■ **WHAT THIS TASK INVOLVES**: Search the material for the word "count" and copy every line in which it occurs.

■ **PROVIDED DATA**:
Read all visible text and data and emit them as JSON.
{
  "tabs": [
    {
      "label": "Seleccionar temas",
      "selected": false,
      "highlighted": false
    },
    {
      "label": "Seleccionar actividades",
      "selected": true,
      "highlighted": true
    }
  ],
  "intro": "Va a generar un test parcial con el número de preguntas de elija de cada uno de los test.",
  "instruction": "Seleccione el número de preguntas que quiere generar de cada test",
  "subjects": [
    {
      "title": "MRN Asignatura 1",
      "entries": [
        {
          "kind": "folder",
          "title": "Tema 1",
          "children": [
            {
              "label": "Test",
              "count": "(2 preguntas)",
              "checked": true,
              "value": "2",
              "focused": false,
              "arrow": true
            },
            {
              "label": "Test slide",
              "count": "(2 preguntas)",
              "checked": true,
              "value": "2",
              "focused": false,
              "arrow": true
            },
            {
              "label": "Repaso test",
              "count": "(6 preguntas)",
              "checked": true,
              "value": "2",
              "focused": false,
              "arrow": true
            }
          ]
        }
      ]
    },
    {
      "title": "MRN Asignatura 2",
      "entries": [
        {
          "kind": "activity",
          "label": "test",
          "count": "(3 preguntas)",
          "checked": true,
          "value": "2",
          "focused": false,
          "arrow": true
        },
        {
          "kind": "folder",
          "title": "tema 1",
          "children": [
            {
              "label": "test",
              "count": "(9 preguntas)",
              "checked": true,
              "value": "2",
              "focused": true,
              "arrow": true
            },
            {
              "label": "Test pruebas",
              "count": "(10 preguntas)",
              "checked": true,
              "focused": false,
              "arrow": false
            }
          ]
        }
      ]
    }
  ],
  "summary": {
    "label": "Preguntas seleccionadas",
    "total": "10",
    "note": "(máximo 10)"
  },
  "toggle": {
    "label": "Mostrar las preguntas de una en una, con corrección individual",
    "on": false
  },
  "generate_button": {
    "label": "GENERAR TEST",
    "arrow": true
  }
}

■ **ANSWER SECTION**:
              "count": "(2 preguntas)",
              "count": "(2 preguntas)",
              "count": "(6 preguntas)",
          "count": "(3 preguntas)",
              "count": "(9 preguntas)",
              "count": "(10 preguntas)",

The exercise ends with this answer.